◆ **DIRECTIONS FOR THIS TASK**: Please print each record exactly, omitting none of them.

◆ **SOURCE INFORMATION**:
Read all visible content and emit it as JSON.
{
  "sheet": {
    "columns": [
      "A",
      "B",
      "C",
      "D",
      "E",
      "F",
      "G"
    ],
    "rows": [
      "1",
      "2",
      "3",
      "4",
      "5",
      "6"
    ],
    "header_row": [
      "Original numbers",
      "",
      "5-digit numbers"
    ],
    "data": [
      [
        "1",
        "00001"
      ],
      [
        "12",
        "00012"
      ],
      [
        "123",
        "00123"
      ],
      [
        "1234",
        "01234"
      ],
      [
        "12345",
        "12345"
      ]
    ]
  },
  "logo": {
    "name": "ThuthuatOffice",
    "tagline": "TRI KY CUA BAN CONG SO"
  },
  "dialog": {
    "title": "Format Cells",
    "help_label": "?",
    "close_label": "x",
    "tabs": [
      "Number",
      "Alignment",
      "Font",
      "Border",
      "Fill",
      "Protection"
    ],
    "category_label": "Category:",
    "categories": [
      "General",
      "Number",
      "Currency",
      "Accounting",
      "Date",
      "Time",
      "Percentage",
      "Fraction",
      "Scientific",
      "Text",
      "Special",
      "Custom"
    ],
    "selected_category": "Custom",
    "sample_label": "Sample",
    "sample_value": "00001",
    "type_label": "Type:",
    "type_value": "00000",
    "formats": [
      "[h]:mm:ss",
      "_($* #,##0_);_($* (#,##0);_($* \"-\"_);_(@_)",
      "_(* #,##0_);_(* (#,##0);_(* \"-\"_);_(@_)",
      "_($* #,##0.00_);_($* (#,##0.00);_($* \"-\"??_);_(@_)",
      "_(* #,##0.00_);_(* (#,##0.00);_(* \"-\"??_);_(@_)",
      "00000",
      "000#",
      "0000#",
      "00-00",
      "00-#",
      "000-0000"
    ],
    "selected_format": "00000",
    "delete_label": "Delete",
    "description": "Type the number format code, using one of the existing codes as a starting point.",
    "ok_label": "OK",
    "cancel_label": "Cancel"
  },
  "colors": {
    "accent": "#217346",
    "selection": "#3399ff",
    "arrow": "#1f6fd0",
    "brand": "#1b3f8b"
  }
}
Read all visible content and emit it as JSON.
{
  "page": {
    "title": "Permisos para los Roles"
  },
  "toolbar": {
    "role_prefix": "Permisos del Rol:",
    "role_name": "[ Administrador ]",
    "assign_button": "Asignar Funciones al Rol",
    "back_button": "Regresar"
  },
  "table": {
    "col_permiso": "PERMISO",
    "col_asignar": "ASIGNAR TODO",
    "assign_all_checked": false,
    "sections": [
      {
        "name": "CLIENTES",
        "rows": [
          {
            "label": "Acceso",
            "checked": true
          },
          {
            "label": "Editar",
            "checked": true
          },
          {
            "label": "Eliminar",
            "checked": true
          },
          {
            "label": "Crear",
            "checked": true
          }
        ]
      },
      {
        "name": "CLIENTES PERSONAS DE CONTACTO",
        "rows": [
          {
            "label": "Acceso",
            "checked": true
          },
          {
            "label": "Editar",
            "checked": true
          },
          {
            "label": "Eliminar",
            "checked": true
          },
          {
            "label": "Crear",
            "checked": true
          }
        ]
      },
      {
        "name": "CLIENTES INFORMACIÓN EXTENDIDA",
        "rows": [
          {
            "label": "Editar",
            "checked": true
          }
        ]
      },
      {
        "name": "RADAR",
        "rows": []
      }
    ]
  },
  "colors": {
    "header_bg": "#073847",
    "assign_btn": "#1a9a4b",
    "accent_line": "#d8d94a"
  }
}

◆ **ANSWER SPACE**:
Read all visible content and emit it as JSON.
{
  "sheet": {
    "columns": [
      "A",
      "B",
      "C",
      "D",
      "E",
      "F",
      "G"
    ],
    "rows": [
      "1",
      "2",
      "3",
      "4",
      "5",
      "6"
    ],
    "header_row": [
      "Original numbers",
      "",
      "5-digit numbers"
    ],
    "data": [
      [
        "1",
        "00001"
      ],
      [
        "12",
        "00012"
      ],
      [
        "123",
        "00123"
      ],
      [
        "1234",
        "01234"
      ],
      [
        "12345",
        "12345"
      ]
    ]
  },
  "logo": {
    "name": "ThuthuatOffice",
    "tagline": "TRI KY CUA BAN CONG SO"
  },
  "dialog": {
    "title": "Format Cells",
    "help_label": "?",
    "close_label": "x",
    "tabs": [
      "Number",
      "Alignment",
      "Font",
      "Border",
      "Fill",
      "Protection"
    ],
    "category_label": "Category:",
    "categories": [
      "General",
      "Number",
      "Currency",
      "Accounting",
      "Date",
      "Time",
      "Percentage",
      "Fraction",
      "Scientific",
      "Text",
      "Special",
      "Custom"
    ],
    "selected_category": "Custom",
    "sample_label": "Sample",
    "sample_value": "00001",
    "type_label": "Type:",
    "type_value": "00000",
    "formats": [
      "[h]:mm:ss",
      "_($* #,##0_);_($* (#,##0);_($* \"-\"_);_(@_)",
      "_(* #,##0_);_(* (#,##0);_(* \"-\"_);_(@_)",
      "_($* #,##0.00_);_($* (#,##0.00);_($* \"-\"??_);_(@_)",
      "_(* #,##0.00_);_(* (#,##0.00);_(* \"-\"??_);_(@_)",
      "00000",
      "000#",
      "0000#",
      "00-00",
      "00-#",
      "000-0000"
    ],
    "selected_format": "00000",
    "delete_label": "Delete",
    "description": "Type the number format code, using one of the existing codes as a starting point.",
    "ok_label": "OK",
    "cancel_label": "Cancel"
  },
  "colors": {
    "accent": "#217346",
    "selection": "#3399ff",
    "arrow": "#1f6fd0",
    "brand": "#1b3f8b"
  }
}
Read all visible content and emit it as JSON.
{
  "page": {
    "title": "Permisos para los Roles"
  },
  "toolbar": {
    "role_prefix": "Permisos del Rol:",
    "role_name": "[ Administrador ]",
    "assign_button": "Asignar Funciones al Rol",
    "back_button": "Regresar"
  },
  "table": {
    "col_permiso": "PERMISO",
    "col_asignar": "ASIGNAR TODO",
    "assign_all_checked": false,
    "sections": [
      {
        "name": "CLIENTES",
        "rows": [
          {
            "label": "Acceso",
            "checked": true
          },
          {
            "label": "Editar",
            "checked": true
          },
          {
            "label": "Eliminar",
            "checked": true
          },
          {
            "label": "Crear",
            "checked": true
          }
        ]
      },
      {
        "name": "CLIENTES PERSONAS DE CONTACTO",
        "rows": [
          {
            "label": "Acceso",
            "checked": true
          },
          {
            "label": "Editar",
            "checked": true
          },
          {
            "label": "Eliminar",
            "checked": true
          },
          {
            "label": "Crear",
            "checked": true
          }
        ]
      },
      {
        "name": "CLIENTES INFORMACIÓN EXTENDIDA",
        "rows": [
          {
            "label": "Editar",
            "checked": true
          }
        ]
      },
      {
        "name": "RADAR",
        "rows": []
      }
    ]
  },
  "colors": {
    "header_bg": "#073847",
    "assign_btn": "#1a9a4b",
    "accent_line": "#d8d94a"
  }
}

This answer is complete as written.